It’s clearer, and certainly the sky is bluer, but to me the first photo more closely represents what this hike meant to me. We had designed our trip around this hike.  It was what we scheduled ourselves for the first day in case we had to delay or reattempt it another day later in the week.  It was the hardest hike I’ve done in awhile.  So getting to the top was more about the serenity and silence of the first image than the community that is represented in the second.  The haze and lack of people in the first image to me look more like a postcard or an image you might print and put on your wall.

Do you plan your holidays around a single activity or goal? Do you bring back a photo from your holidays that represent the trip? Do you sometimes go with out a camera on purpose?  How do you feel about my two images, they do represent two different things don’t you think? Feel free to leave a comment below.

Cheers!

Weekly Photo Challenge: Rare

This summer has been a busy one. I’ve missed out on several weeks of blogging due to a move. But this past week week, I missed out because I was on holiday.  I was in Wales for the week.  I don’t know about you, but when I think of Wales, I don’t usually think of sun soaked images like this one:

ISO 25 4.15mm f/2.2 1/1000

ISO 25 4.15mm f/2.2 1/1000

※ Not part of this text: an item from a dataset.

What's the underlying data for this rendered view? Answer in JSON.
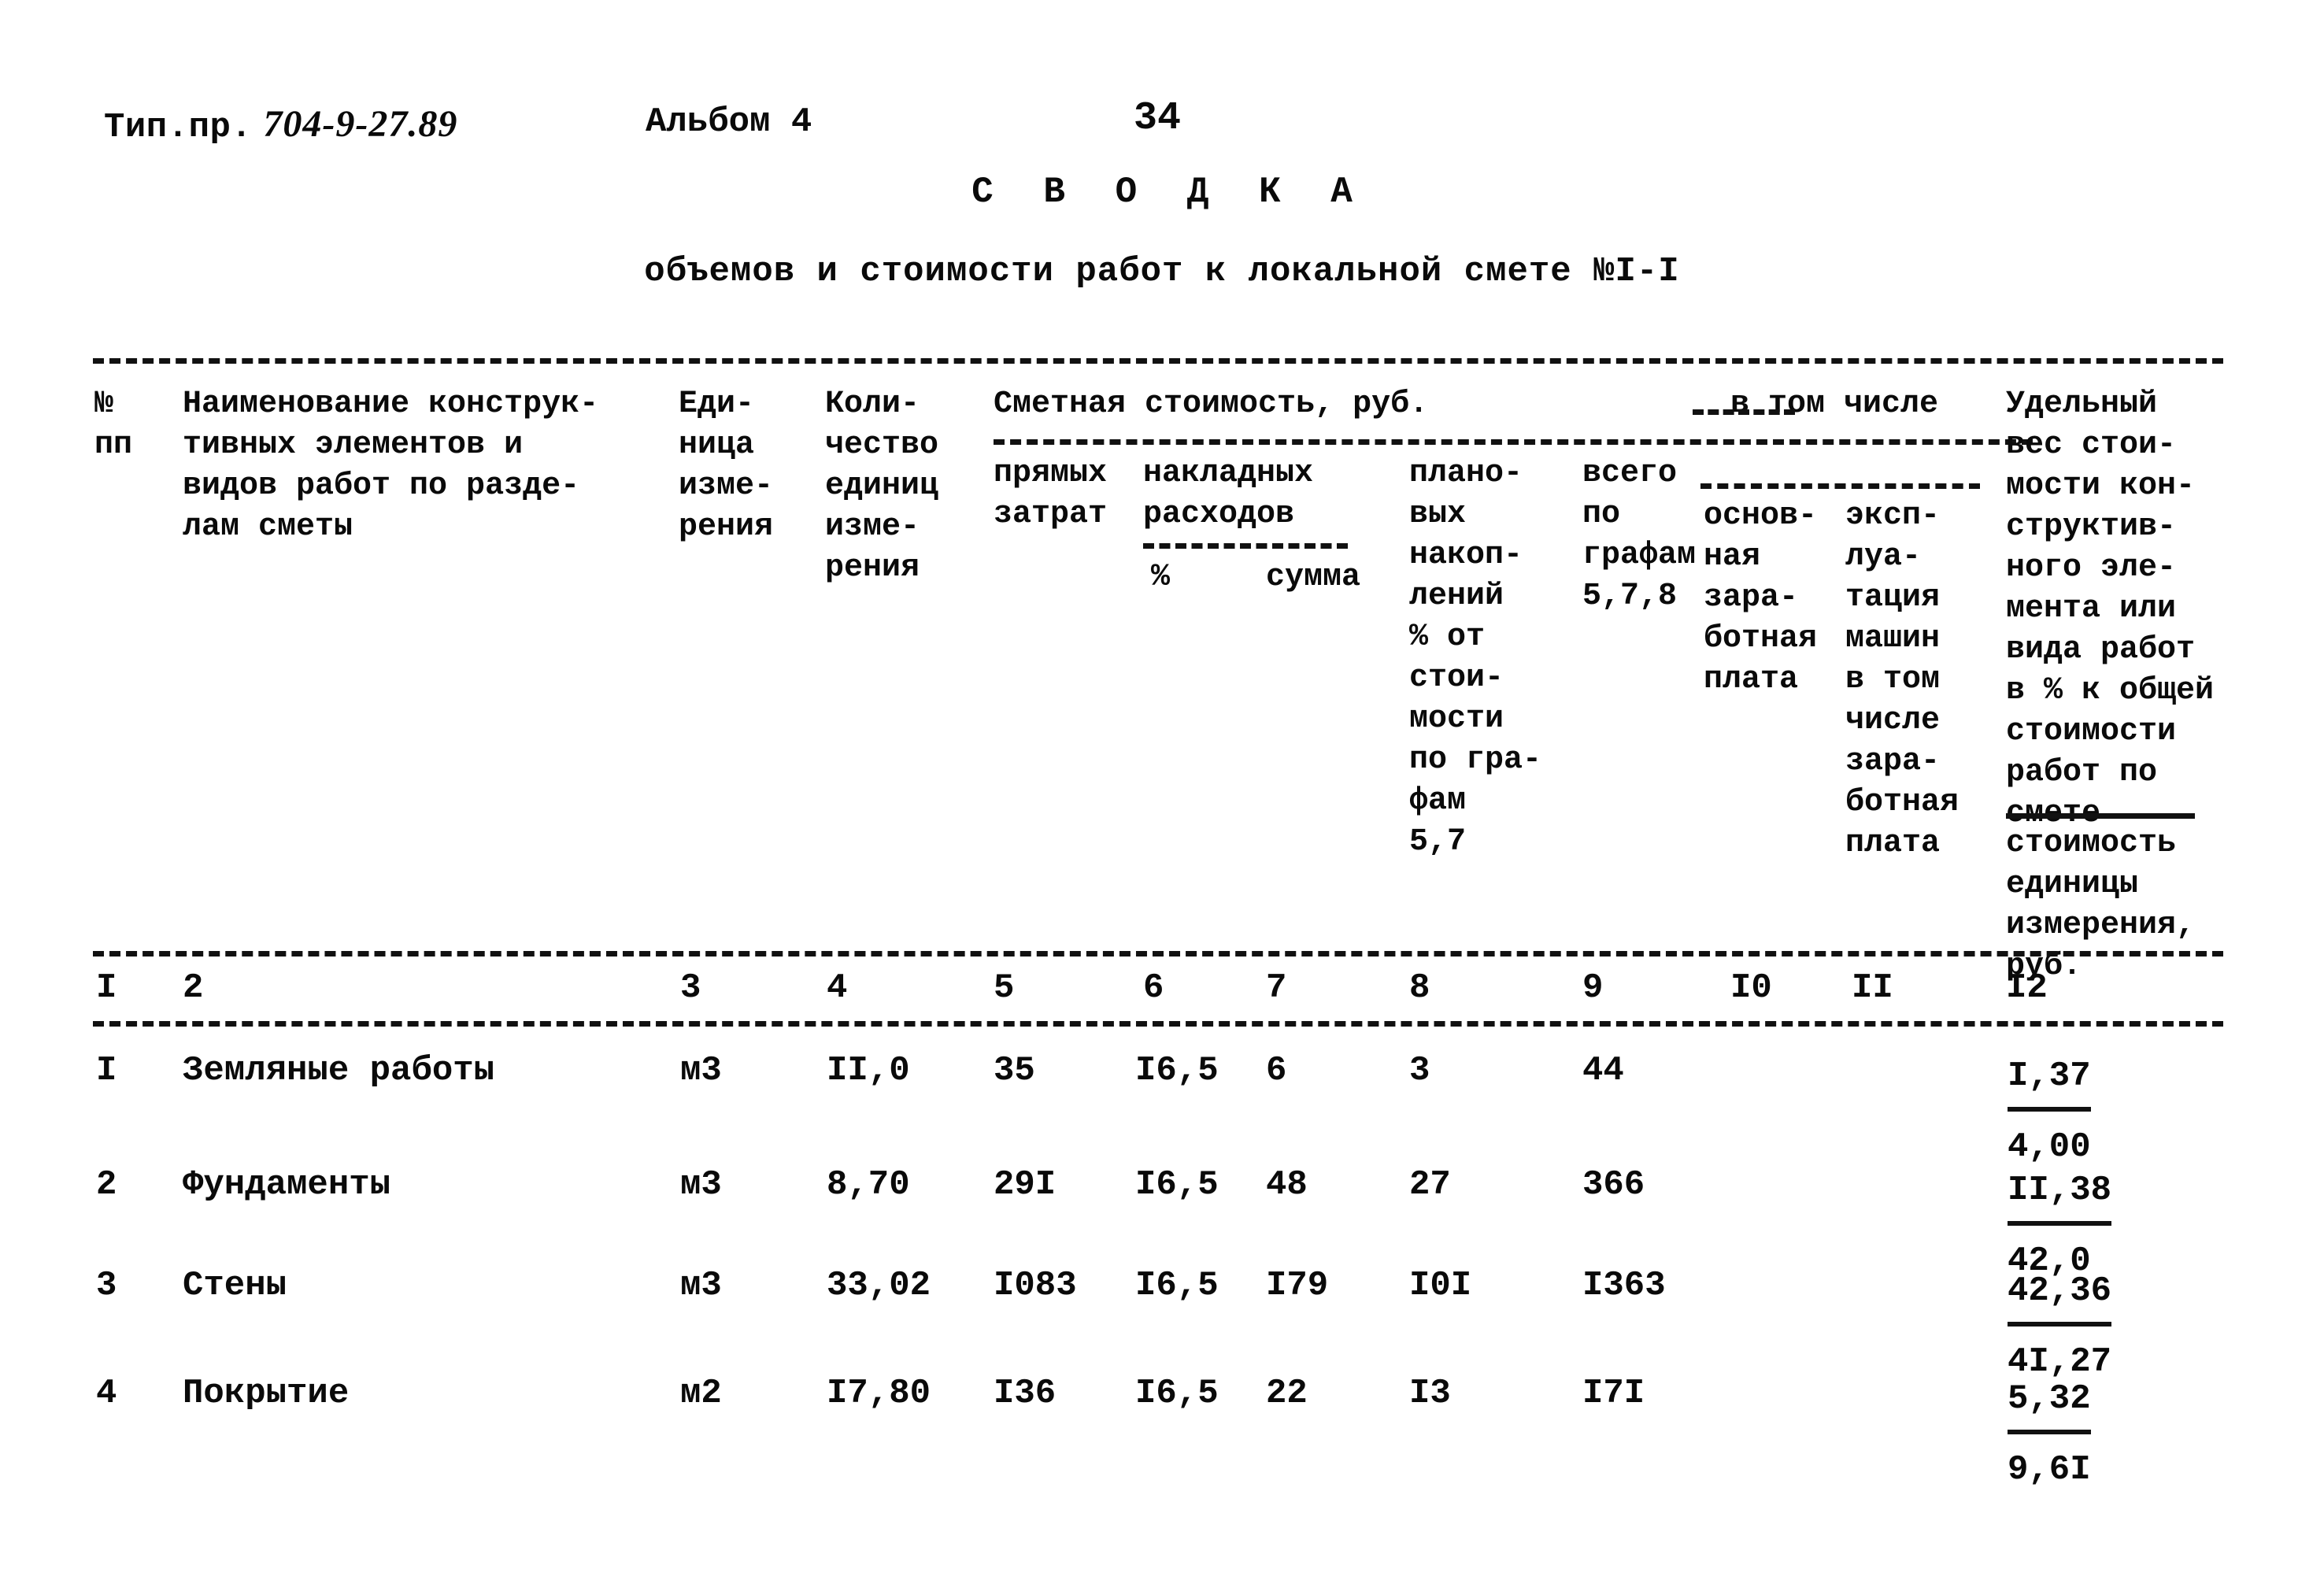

It’s a rare day when lens flare is visible in a photograph from this part of the world. This particular hike led us to Dinas Emrys, the legendary birthplace of the red dragon seen on the Welsh flag. I had my Canon 50D and my iPhone with me.  I shot this panorama on the iPhone and then took a bunch of photos with my bigger camera.  As with most times I go on holiday, there are a lot of photos to edit now that I am home.  For this photo though, not much was needed.  I did end up cropping it a bit and sharpening it.  Other than that, I let it be, including the bit of lens flare that you can see in the top center of the photo. I left that in as a visual reminder of the intensity of the sun in that moment.

Have you ever done that with your editing, purposefully left something in that is considered an imperfection? Do you also bring home a lot of photos to edit? I will be busy for a while!  Feel free to leave a comment below.

I also posted this photo to my Flickr account, if you would like to see a larger version.